Exercise data –
*** Begin section ***
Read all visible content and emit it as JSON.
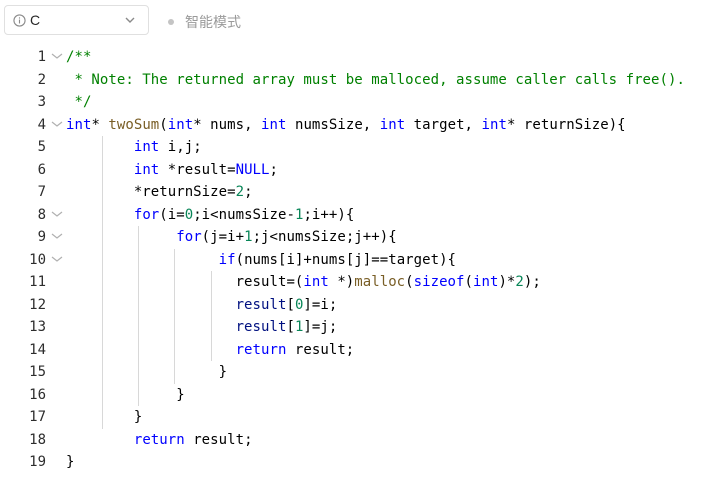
{
  "toolbar": {
    "language": "C",
    "mode_label": "智能模式",
    "icons": {
      "info": "info-circle-icon",
      "chevron": "chevron-down-icon"
    }
  },
  "colors": {
    "keyword": "#0000ff",
    "comment": "#008000",
    "function": "#795e26",
    "number": "#098658",
    "identifier": "#001080"
  },
  "editor": {
    "lines": [
      {
        "n": "1",
        "fold": true,
        "tokens": [
          {
            "t": "/**",
            "c": "cm"
          }
        ]
      },
      {
        "n": "2",
        "fold": false,
        "tokens": [
          {
            "t": " * Note: The returned array must be malloced, assume caller calls free().",
            "c": "cm"
          }
        ]
      },
      {
        "n": "3",
        "fold": false,
        "tokens": [
          {
            "t": " */",
            "c": "cm"
          }
        ]
      },
      {
        "n": "4",
        "fold": true,
        "tokens": [
          {
            "t": "int",
            "c": "kw"
          },
          {
            "t": "* ",
            "c": ""
          },
          {
            "t": "twoSum",
            "c": "fn"
          },
          {
            "t": "(",
            "c": ""
          },
          {
            "t": "int",
            "c": "kw"
          },
          {
            "t": "* nums, ",
            "c": ""
          },
          {
            "t": "int",
            "c": "kw"
          },
          {
            "t": " numsSize, ",
            "c": ""
          },
          {
            "t": "int",
            "c": "kw"
          },
          {
            "t": " target, ",
            "c": ""
          },
          {
            "t": "int",
            "c": "kw"
          },
          {
            "t": "* returnSize){",
            "c": ""
          }
        ]
      },
      {
        "n": "5",
        "fold": false,
        "tokens": [
          {
            "t": "        ",
            "c": ""
          },
          {
            "t": "int",
            "c": "kw"
          },
          {
            "t": " i,j;",
            "c": ""
          }
        ]
      },
      {
        "n": "6",
        "fold": false,
        "tokens": [
          {
            "t": "        ",
            "c": ""
          },
          {
            "t": "int",
            "c": "kw"
          },
          {
            "t": " *result=",
            "c": ""
          },
          {
            "t": "NULL",
            "c": "kw"
          },
          {
            "t": ";",
            "c": ""
          }
        ]
      },
      {
        "n": "7",
        "fold": false,
        "tokens": [
          {
            "t": "        *returnSize=",
            "c": ""
          },
          {
            "t": "2",
            "c": "num"
          },
          {
            "t": ";",
            "c": ""
          }
        ]
      },
      {
        "n": "8",
        "fold": true,
        "tokens": [
          {
            "t": "        ",
            "c": ""
          },
          {
            "t": "for",
            "c": "kw"
          },
          {
            "t": "(i=",
            "c": ""
          },
          {
            "t": "0",
            "c": "num"
          },
          {
            "t": ";i<numsSize-",
            "c": ""
          },
          {
            "t": "1",
            "c": "num"
          },
          {
            "t": ";i++){",
            "c": ""
          }
        ]
      },
      {
        "n": "9",
        "fold": true,
        "tokens": [
          {
            "t": "             ",
            "c": ""
          },
          {
            "t": "for",
            "c": "kw"
          },
          {
            "t": "(j=i+",
            "c": ""
          },
          {
            "t": "1",
            "c": "num"
          },
          {
            "t": ";j<numsSize;j++){",
            "c": ""
          }
        ]
      },
      {
        "n": "10",
        "fold": true,
        "tokens": [
          {
            "t": "                  ",
            "c": ""
          },
          {
            "t": "if",
            "c": "kw"
          },
          {
            "t": "(nums[i]+nums[j]==target){",
            "c": ""
          }
        ]
      },
      {
        "n": "11",
        "fold": false,
        "tokens": [
          {
            "t": "                    result=(",
            "c": ""
          },
          {
            "t": "int",
            "c": "kw"
          },
          {
            "t": " *)",
            "c": ""
          },
          {
            "t": "malloc",
            "c": "fn"
          },
          {
            "t": "(",
            "c": ""
          },
          {
            "t": "sizeof",
            "c": "kw"
          },
          {
            "t": "(",
            "c": ""
          },
          {
            "t": "int",
            "c": "kw"
          },
          {
            "t": ")*",
            "c": ""
          },
          {
            "t": "2",
            "c": "num"
          },
          {
            "t": ");",
            "c": ""
          }
        ]
      },
      {
        "n": "12",
        "fold": false,
        "tokens": [
          {
            "t": "                    ",
            "c": ""
          },
          {
            "t": "result",
            "c": "id"
          },
          {
            "t": "[",
            "c": ""
          },
          {
            "t": "0",
            "c": "num"
          },
          {
            "t": "]=i;",
            "c": ""
          }
        ]
      },
      {
        "n": "13",
        "fold": false,
        "tokens": [
          {
            "t": "                    ",
            "c": ""
          },
          {
            "t": "result",
            "c": "id"
          },
          {
            "t": "[",
            "c": ""
          },
          {
            "t": "1",
            "c": "num"
          },
          {
            "t": "]=j;",
            "c": ""
          }
        ]
      },
      {
        "n": "14",
        "fold": false,
        "tokens": [
          {
            "t": "                    ",
            "c": ""
          },
          {
            "t": "return",
            "c": "kw"
          },
          {
            "t": " result;",
            "c": ""
          }
        ]
      },
      {
        "n": "15",
        "fold": false,
        "tokens": [
          {
            "t": "                  }",
            "c": ""
          }
        ]
      },
      {
        "n": "16",
        "fold": false,
        "tokens": [
          {
            "t": "             }",
            "c": ""
          }
        ]
      },
      {
        "n": "17",
        "fold": false,
        "tokens": [
          {
            "t": "        }",
            "c": ""
          }
        ]
      },
      {
        "n": "18",
        "fold": false,
        "tokens": [
          {
            "t": "        ",
            "c": ""
          },
          {
            "t": "return",
            "c": "kw"
          },
          {
            "t": " result;",
            "c": ""
          }
        ]
      },
      {
        "n": "19",
        "fold": false,
        "tokens": [
          {
            "t": "}",
            "c": ""
          }
        ]
      }
    ]
  }
}
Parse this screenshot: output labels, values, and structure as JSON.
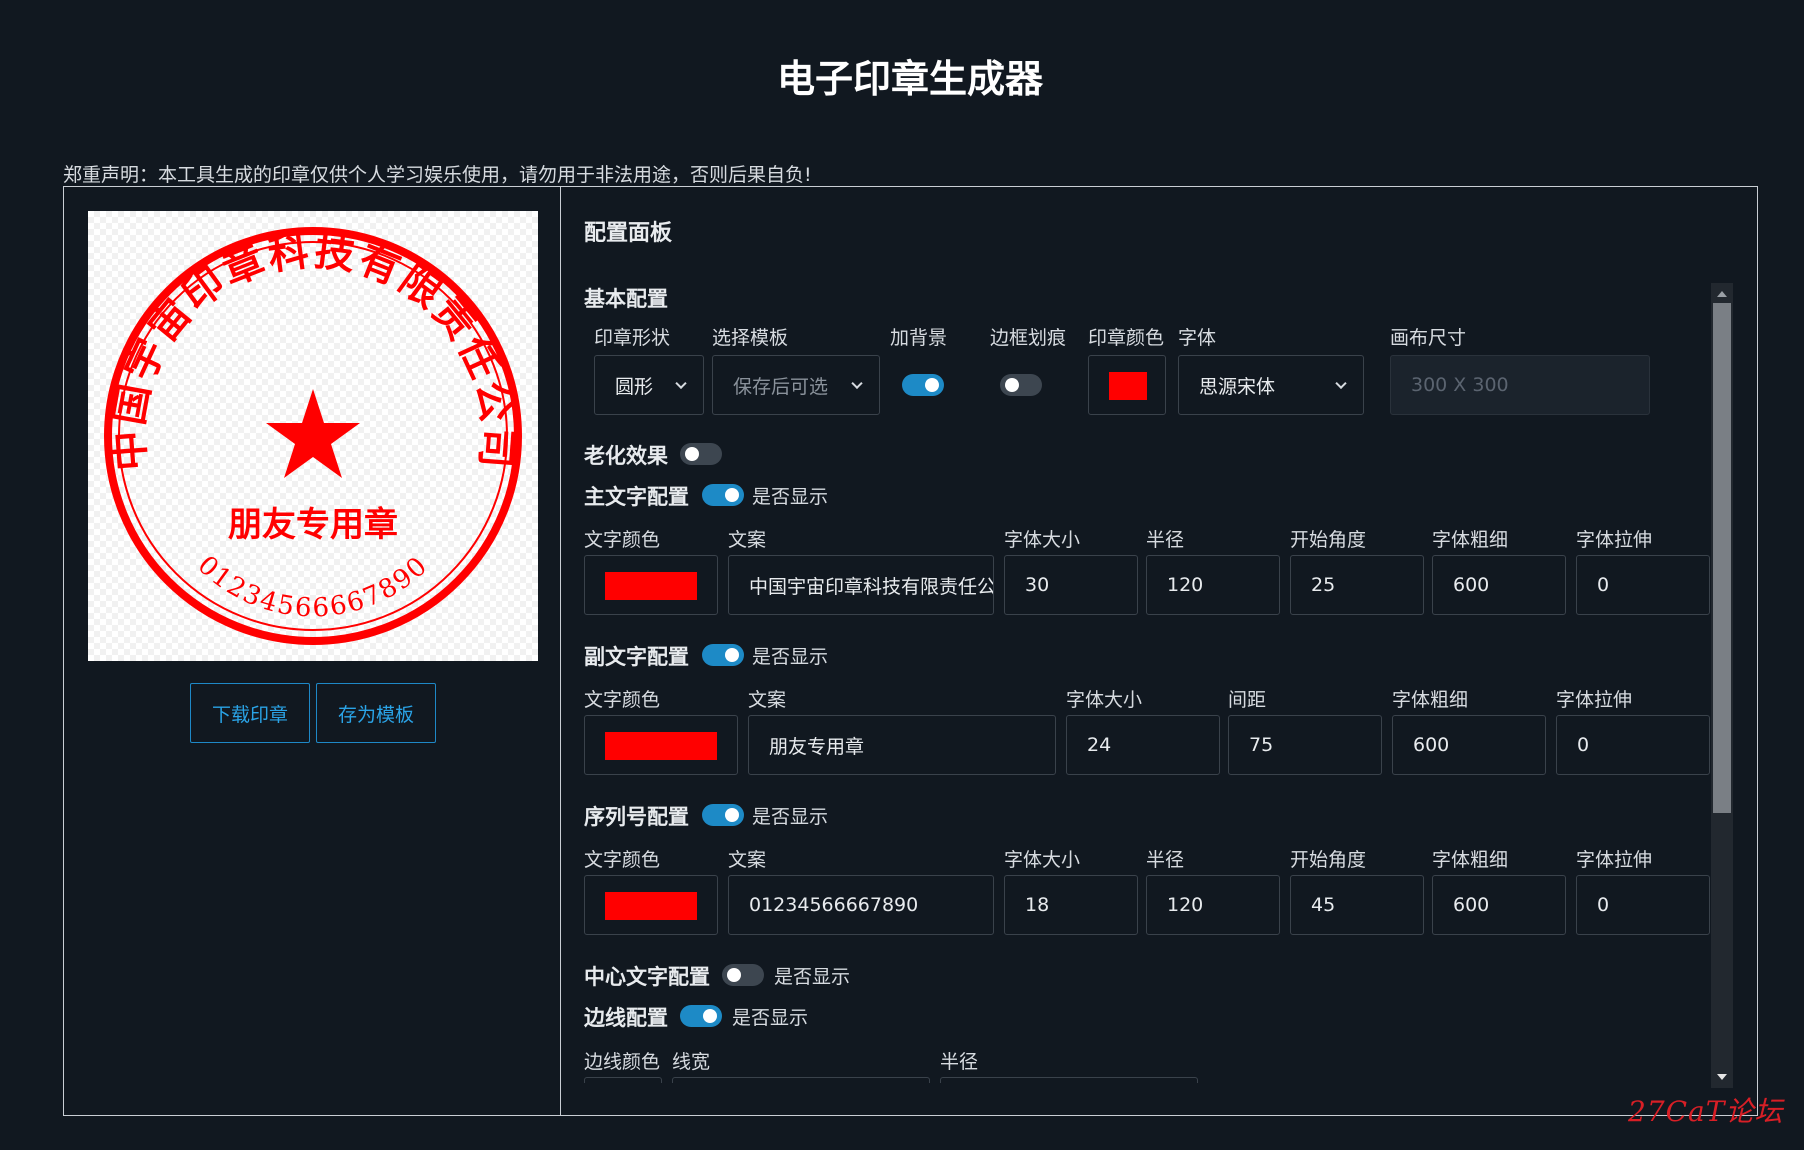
{
  "page_title": "电子印章生成器",
  "disclaimer": "郑重声明：本工具生成的印章仅供个人学习娱乐使用，请勿用于非法用途，否则后果自负!",
  "preview": {
    "seal_main_text": "中国宇宙印章科技有限责任公司",
    "seal_sub_text": "朋友专用章",
    "seal_serial": "01234566667890",
    "seal_color": "#ff0000",
    "download_label": "下载印章",
    "save_template_label": "存为模板"
  },
  "panel": {
    "title": "配置面板",
    "basic": {
      "title": "基本配置",
      "shape_label": "印章形状",
      "shape_value": "圆形",
      "template_label": "选择模板",
      "template_placeholder": "保存后可选",
      "background_label": "加背景",
      "background_on": true,
      "border_scratch_label": "边框划痕",
      "border_scratch_on": false,
      "seal_color_label": "印章颜色",
      "seal_color": "#ff0000",
      "font_label": "字体",
      "font_value": "思源宋体",
      "canvas_label": "画布尺寸",
      "canvas_placeholder": "300 X 300"
    },
    "aging": {
      "title": "老化效果",
      "on": false
    },
    "main_text": {
      "title": "主文字配置",
      "show_label": "是否显示",
      "on": true,
      "labels": [
        "文字颜色",
        "文案",
        "字体大小",
        "半径",
        "开始角度",
        "字体粗细",
        "字体拉伸"
      ],
      "color": "#ff0000",
      "text": "中国宇宙印章科技有限责任公司",
      "font_size": "30",
      "radius": "120",
      "start_angle": "25",
      "font_weight": "600",
      "stretch": "0"
    },
    "sub_text": {
      "title": "副文字配置",
      "show_label": "是否显示",
      "on": true,
      "labels": [
        "文字颜色",
        "文案",
        "字体大小",
        "间距",
        "字体粗细",
        "字体拉伸"
      ],
      "color": "#ff0000",
      "text": "朋友专用章",
      "font_size": "24",
      "spacing": "75",
      "font_weight": "600",
      "stretch": "0"
    },
    "serial": {
      "title": "序列号配置",
      "show_label": "是否显示",
      "on": true,
      "labels": [
        "文字颜色",
        "文案",
        "字体大小",
        "半径",
        "开始角度",
        "字体粗细",
        "字体拉伸"
      ],
      "color": "#ff0000",
      "text": "01234566667890",
      "font_size": "18",
      "radius": "120",
      "start_angle": "45",
      "font_weight": "600",
      "stretch": "0"
    },
    "center_text": {
      "title": "中心文字配置",
      "show_label": "是否显示",
      "on": false
    },
    "border": {
      "title": "边线配置",
      "show_label": "是否显示",
      "on": true,
      "labels": [
        "边线颜色",
        "线宽",
        "半径"
      ]
    }
  },
  "watermark": "27CaT论坛",
  "icons": [
    "chevron-down-icon",
    "star-icon",
    "scroll-up-arrow-icon",
    "scroll-down-arrow-icon"
  ]
}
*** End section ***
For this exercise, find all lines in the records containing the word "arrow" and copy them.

    "scroll-up-arrow-icon",
    "scroll-down-arrow-icon"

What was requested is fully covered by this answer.